■ **Exercise directions**
Reproduce the data that follows in its entirety, character for character.

■ **Input material**
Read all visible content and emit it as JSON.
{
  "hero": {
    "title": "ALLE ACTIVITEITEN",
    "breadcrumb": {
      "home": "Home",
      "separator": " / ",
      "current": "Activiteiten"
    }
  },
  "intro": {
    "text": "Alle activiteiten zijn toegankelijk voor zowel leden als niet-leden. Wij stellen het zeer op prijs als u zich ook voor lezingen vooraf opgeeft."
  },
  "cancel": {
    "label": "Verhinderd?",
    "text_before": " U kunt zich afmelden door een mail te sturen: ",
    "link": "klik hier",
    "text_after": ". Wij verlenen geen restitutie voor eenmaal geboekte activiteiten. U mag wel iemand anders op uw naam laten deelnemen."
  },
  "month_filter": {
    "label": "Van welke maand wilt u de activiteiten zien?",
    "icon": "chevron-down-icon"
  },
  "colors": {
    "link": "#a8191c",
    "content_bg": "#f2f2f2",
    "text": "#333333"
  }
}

■ **Task solution**
Read all visible content and emit it as JSON.
{
  "hero": {
    "title": "ALLE ACTIVITEITEN",
    "breadcrumb": {
      "home": "Home",
      "separator": " / ",
      "current": "Activiteiten"
    }
  },
  "intro": {
    "text": "Alle activiteiten zijn toegankelijk voor zowel leden als niet-leden. Wij stellen het zeer op prijs als u zich ook voor lezingen vooraf opgeeft."
  },
  "cancel": {
    "label": "Verhinderd?",
    "text_before": " U kunt zich afmelden door een mail te sturen: ",
    "link": "klik hier",
    "text_after": ". Wij verlenen geen restitutie voor eenmaal geboekte activiteiten. U mag wel iemand anders op uw naam laten deelnemen."
  },
  "month_filter": {
    "label": "Van welke maand wilt u de activiteiten zien?",
    "icon": "chevron-down-icon"
  },
  "colors": {
    "link": "#a8191c",
    "content_bg": "#f2f2f2",
    "text": "#333333"
  }
}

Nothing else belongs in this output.